You have also argued that despite the fact that the procedure of Article 48 TEU has not been put into practice yet, we have witnessed something similar during the Laeken process that encompassed the Convention on the Future of Europe (2002/2003) and some ideas that we now regard as innovative were already used at that time. What can we learn from this past experience of the EU in terms of participation of citizens?

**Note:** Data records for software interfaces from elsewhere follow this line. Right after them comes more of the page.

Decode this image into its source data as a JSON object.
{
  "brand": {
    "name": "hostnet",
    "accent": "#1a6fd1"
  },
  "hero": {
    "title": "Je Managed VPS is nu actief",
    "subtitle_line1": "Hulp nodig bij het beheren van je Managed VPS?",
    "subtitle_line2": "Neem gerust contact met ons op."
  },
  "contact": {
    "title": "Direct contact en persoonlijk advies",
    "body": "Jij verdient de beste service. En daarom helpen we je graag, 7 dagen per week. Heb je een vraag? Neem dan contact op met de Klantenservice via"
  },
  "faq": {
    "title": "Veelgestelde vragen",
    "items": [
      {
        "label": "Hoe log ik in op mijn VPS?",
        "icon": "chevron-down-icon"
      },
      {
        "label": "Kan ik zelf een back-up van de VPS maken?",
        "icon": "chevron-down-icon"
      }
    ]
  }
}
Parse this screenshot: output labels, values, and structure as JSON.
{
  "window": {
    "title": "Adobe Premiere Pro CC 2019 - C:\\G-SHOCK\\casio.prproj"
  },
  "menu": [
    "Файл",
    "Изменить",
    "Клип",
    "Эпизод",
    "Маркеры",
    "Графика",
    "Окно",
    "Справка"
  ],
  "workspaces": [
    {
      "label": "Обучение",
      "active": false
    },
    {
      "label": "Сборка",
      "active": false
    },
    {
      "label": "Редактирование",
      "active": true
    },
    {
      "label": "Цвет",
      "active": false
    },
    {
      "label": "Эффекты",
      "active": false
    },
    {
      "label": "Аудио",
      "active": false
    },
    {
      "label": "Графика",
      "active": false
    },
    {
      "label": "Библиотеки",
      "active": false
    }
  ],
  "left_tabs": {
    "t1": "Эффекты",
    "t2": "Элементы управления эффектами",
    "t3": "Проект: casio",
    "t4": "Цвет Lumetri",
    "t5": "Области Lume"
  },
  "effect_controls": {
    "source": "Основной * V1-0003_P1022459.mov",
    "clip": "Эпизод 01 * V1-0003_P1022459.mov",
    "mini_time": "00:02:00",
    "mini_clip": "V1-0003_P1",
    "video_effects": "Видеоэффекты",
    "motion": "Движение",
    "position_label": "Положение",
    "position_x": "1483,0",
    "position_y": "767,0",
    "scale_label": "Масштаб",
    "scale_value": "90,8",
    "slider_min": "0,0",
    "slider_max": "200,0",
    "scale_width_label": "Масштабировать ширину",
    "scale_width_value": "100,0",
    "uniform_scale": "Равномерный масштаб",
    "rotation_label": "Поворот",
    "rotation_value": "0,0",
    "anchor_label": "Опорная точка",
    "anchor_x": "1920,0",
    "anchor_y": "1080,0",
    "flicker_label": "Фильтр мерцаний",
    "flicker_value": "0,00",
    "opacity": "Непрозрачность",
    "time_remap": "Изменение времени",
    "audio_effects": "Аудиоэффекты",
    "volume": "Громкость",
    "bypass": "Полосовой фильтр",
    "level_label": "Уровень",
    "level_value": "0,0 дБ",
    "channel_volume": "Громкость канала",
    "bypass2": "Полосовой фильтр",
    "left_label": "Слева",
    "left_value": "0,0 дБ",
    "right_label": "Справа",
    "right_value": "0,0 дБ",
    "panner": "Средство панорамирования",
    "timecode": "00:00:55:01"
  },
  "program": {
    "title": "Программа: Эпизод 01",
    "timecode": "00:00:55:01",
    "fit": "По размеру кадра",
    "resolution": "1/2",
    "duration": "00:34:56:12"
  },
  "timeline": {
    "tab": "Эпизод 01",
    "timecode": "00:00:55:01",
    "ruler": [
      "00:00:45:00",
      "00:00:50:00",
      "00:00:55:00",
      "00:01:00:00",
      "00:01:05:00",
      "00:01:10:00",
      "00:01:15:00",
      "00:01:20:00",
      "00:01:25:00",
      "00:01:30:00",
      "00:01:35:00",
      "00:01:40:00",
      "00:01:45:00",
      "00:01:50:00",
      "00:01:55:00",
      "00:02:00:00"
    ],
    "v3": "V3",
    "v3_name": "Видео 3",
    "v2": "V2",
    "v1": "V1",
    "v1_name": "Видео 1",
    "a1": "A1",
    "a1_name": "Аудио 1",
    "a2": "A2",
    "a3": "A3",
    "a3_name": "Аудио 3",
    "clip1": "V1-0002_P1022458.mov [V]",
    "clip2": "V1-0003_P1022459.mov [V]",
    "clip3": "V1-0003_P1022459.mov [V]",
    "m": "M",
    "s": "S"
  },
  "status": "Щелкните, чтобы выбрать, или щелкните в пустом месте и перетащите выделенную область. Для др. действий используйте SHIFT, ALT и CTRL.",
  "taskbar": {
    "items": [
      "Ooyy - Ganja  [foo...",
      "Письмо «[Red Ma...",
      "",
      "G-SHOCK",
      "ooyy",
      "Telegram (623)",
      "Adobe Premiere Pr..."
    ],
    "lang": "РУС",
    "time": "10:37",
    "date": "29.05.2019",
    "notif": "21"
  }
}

The Constitutional Treaty and the whole Laeken process to me was a major step in the democratic development of the EU. Even though it failed, it clearly expressed the idea that the EU is now a constitutional entity and that decisions about its basic legal order should be made through some kind of democratic procedure that resembles the way in which we ideally decide about domestic constitutions. In this sense the Laeken process was a major step forward. It also had many problems. One of them obviously was that the assembly itself had no power to make decisions. But it still was a major step in the democratization of the EU.
What really grasped my attention was the fact that people were invited to send proposals and use open platforms to discuss proposals. This is something that also happened in the Icelandic constitutional process. It is really mind-blowing how the public could be engaged with new digital technologies. One last question: how would you assess the current involvement of the citizens in the Conference on the Future of Europe?
The Conference on the Future of Europe is the democratic project of the day in the EU, clearly of interest to anyone interested in constituent power. One way to look at the Conference is as a democratic promise to finally set things straight. So, as an attempt to empower citizens to take the lead in determining the future of the EU. This, at least, is the message of the bottom-up rhetoric that has accompanied the Conference ever since it was first announced.
However, looking at the Conference with the idea of constituent power in mind, I have to say that I find the setup somewhat disappointing. One of the problems is that there is a clear top-down steering by the main EU institutions. Citizens will be consulted, but they have no decisional powers at all, so the constituted powers remain firmly in the driver’s seat.
Another problem is that the Conference has a very eclectic structure and composition. If we use the typology of regional cosmopolitanism, demoi-cracy, and pouvoir constituant mixte, which I outlined few minutes ago, and then ask ourselves “What is the notion of constituent power that underlies this project of the Conference on the Future of Europe?”, I think it is clear that there is no systematic conception of democratic authorization in the background at all. The Conference is supposed to include all kinds of actors from various levels, from the local to the European, but it is entirely unclear who is authorizing whom to shape the future of the EU and how.
In collaboration with Vilius Kubekas and Karen Culver